TO DO >> Could you retype the entries exactly as they are?

(Interface dataset entries)
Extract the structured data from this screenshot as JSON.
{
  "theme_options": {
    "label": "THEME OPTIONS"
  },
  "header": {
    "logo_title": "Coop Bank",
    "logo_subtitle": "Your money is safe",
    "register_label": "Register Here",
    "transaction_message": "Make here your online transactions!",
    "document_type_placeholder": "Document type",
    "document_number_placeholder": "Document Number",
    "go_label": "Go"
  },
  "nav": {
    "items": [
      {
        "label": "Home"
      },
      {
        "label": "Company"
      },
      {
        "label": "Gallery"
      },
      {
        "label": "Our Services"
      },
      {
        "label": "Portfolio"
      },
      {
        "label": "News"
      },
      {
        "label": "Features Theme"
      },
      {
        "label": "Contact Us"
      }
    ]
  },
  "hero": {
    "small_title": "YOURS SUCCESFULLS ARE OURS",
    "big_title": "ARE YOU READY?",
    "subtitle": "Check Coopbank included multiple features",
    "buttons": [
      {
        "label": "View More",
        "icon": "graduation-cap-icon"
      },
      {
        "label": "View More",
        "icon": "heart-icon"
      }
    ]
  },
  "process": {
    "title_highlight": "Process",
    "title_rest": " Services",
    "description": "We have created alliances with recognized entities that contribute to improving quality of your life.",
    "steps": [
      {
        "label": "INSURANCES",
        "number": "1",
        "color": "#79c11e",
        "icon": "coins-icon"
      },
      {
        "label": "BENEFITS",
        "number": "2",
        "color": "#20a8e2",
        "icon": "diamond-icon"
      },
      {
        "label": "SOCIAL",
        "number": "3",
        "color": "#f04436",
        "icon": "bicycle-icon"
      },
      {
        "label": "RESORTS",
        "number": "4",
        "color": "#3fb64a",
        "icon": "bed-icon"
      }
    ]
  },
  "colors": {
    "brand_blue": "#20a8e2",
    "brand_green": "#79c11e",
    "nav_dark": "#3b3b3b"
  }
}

OUTPUT FOR THIS EXERCISE >>
Extract the structured data from this screenshot as JSON.
{
  "theme_options": {
    "label": "THEME OPTIONS"
  },
  "header": {
    "logo_title": "Coop Bank",
    "logo_subtitle": "Your money is safe",
    "register_label": "Register Here",
    "transaction_message": "Make here your online transactions!",
    "document_type_placeholder": "Document type",
    "document_number_placeholder": "Document Number",
    "go_label": "Go"
  },
  "nav": {
    "items": [
      {
        "label": "Home"
      },
      {
        "label": "Company"
      },
      {
        "label": "Gallery"
      },
      {
        "label": "Our Services"
      },
      {
        "label": "Portfolio"
      },
      {
        "label": "News"
      },
      {
        "label": "Features Theme"
      },
      {
        "label": "Contact Us"
      }
    ]
  },
  "hero": {
    "small_title": "YOURS SUCCESFULLS ARE OURS",
    "big_title": "ARE YOU READY?",
    "subtitle": "Check Coopbank included multiple features",
    "buttons": [
      {
        "label": "View More",
        "icon": "graduation-cap-icon"
      },
      {
        "label": "View More",
        "icon": "heart-icon"
      }
    ]
  },
  "process": {
    "title_highlight": "Process",
    "title_rest": " Services",
    "description": "We have created alliances with recognized entities that contribute to improving quality of your life.",
    "steps": [
      {
        "label": "INSURANCES",
        "number": "1",
        "color": "#79c11e",
        "icon": "coins-icon"
      },
      {
        "label": "BENEFITS",
        "number": "2",
        "color": "#20a8e2",
        "icon": "diamond-icon"
      },
      {
        "label": "SOCIAL",
        "number": "3",
        "color": "#f04436",
        "icon": "bicycle-icon"
      },
      {
        "label": "RESORTS",
        "number": "4",
        "color": "#3fb64a",
        "icon": "bed-icon"
      }
    ]
  },
  "colors": {
    "brand_blue": "#20a8e2",
    "brand_green": "#79c11e",
    "nav_dark": "#3b3b3b"
  }
}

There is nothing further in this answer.